EXERCISE GOAL
Every line of the data below should be printed exactly. Nothing may be dropped.
BEGIN DATA SUPPLIED
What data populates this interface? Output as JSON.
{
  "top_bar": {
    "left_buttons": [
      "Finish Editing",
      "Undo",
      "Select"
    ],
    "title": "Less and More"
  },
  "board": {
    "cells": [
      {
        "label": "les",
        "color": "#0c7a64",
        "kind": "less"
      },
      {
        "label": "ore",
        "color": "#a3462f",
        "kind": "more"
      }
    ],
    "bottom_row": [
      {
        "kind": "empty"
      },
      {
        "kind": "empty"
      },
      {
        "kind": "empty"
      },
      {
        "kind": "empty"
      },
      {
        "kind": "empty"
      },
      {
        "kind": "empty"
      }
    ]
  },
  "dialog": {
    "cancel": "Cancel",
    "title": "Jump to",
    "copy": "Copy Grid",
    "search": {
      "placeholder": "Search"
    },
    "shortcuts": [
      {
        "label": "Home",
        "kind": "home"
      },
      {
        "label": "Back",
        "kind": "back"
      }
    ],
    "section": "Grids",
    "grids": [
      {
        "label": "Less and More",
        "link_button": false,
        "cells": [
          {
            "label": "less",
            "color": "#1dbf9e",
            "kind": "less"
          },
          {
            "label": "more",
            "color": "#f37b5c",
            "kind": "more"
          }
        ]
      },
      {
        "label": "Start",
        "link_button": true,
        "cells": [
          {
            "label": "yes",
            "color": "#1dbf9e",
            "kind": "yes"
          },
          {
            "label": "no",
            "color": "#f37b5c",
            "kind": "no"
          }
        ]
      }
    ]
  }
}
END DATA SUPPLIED
EXERCISE OUTPUT
What data populates this interface? Output as JSON.
{
  "top_bar": {
    "left_buttons": [
      "Finish Editing",
      "Undo",
      "Select"
    ],
    "title": "Less and More"
  },
  "board": {
    "cells": [
      {
        "label": "les",
        "color": "#0c7a64",
        "kind": "less"
      },
      {
        "label": "ore",
        "color": "#a3462f",
        "kind": "more"
      }
    ],
    "bottom_row": [
      {
        "kind": "empty"
      },
      {
        "kind": "empty"
      },
      {
        "kind": "empty"
      },
      {
        "kind": "empty"
      },
      {
        "kind": "empty"
      },
      {
        "kind": "empty"
      }
    ]
  },
  "dialog": {
    "cancel": "Cancel",
    "title": "Jump to",
    "copy": "Copy Grid",
    "search": {
      "placeholder": "Search"
    },
    "shortcuts": [
      {
        "label": "Home",
        "kind": "home"
      },
      {
        "label": "Back",
        "kind": "back"
      }
    ],
    "section": "Grids",
    "grids": [
      {
        "label": "Less and More",
        "link_button": false,
        "cells": [
          {
            "label": "less",
            "color": "#1dbf9e",
            "kind": "less"
          },
          {
            "label": "more",
            "color": "#f37b5c",
            "kind": "more"
          }
        ]
      },
      {
        "label": "Start",
        "link_button": true,
        "cells": [
          {
            "label": "yes",
            "color": "#1dbf9e",
            "kind": "yes"
          },
          {
            "label": "no",
            "color": "#f37b5c",
            "kind": "no"
          }
        ]
      }
    ]
  }
}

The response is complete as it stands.